People who follow the “MIND” or Mediterranean diet may have increased protection against neurodegenerative diseases, a major study has revealed.
The research, published by the University of British Columbia, adds to the growing body of evidence underlining the importance of diet on brain health.
The study looked at the combination of two popular diets: the Mediterranean diet and the Dietary Approaches to Stop Hypertension (DASH) diet. Together they form what is known as the MIND diet, which experts say could reduce the risk of diseases such as Alzheimer’s and Parkinson’s.
This type of diet often includes reduced meat intake and “a focus on vegetables, fruits, whole grains and healthy fats”.
To carry out the study, the researchers asked 176 participants to answer questions on their diet, as well as their brain health.
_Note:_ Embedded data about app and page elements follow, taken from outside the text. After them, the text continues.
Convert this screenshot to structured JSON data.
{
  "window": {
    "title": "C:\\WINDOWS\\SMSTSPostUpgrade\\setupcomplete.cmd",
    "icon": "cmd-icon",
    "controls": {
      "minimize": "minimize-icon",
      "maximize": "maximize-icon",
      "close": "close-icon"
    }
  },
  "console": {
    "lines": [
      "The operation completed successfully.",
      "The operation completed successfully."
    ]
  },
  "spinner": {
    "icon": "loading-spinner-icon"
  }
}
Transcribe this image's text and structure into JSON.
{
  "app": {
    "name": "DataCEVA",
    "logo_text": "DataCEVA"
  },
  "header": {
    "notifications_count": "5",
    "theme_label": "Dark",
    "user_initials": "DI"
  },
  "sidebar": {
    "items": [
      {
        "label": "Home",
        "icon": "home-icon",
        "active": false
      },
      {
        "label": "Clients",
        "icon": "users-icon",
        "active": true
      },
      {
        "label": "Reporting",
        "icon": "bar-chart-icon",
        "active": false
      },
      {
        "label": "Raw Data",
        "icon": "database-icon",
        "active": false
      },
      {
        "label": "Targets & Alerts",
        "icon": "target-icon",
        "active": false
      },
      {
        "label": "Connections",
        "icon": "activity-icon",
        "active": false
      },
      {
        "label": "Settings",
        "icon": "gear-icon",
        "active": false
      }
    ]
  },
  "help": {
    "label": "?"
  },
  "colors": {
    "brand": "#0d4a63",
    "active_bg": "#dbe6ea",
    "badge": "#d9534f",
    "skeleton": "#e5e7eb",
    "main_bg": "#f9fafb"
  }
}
It was found that “close adherence” to these diets coincided with later onset of Parkinson’s disease in women of up to 17.4 years, and 8.4 years in men.
Commenting on the paper, author Dr Silke Appel-Cresswell said: “The study shows individuals with Parkinson’s disease have a significantly later age of onset if their eating pattern closely aligns with the Mediterranean-type diet.”
The study also revealed that the MIND diet was more effective for women, while the Mediterranean was more effective for men at improving brain health.
Co-author Avril Metcalfe-Roach said: “If we understand the sex differences between the MIND diet and Mediterranean diet then we might better understand the sex differences that drive Parkinson’s disease in the first place.”
He added: “There is so much benefit to eating healthy. It is in everybody’s best interest to try to keep your microbiome healthy, to try and eat a rich variety of plant-based and other healthy foods. This study provides even more evidence for what we already know–that we should be trying to eat healthy and taking care of ourselves.”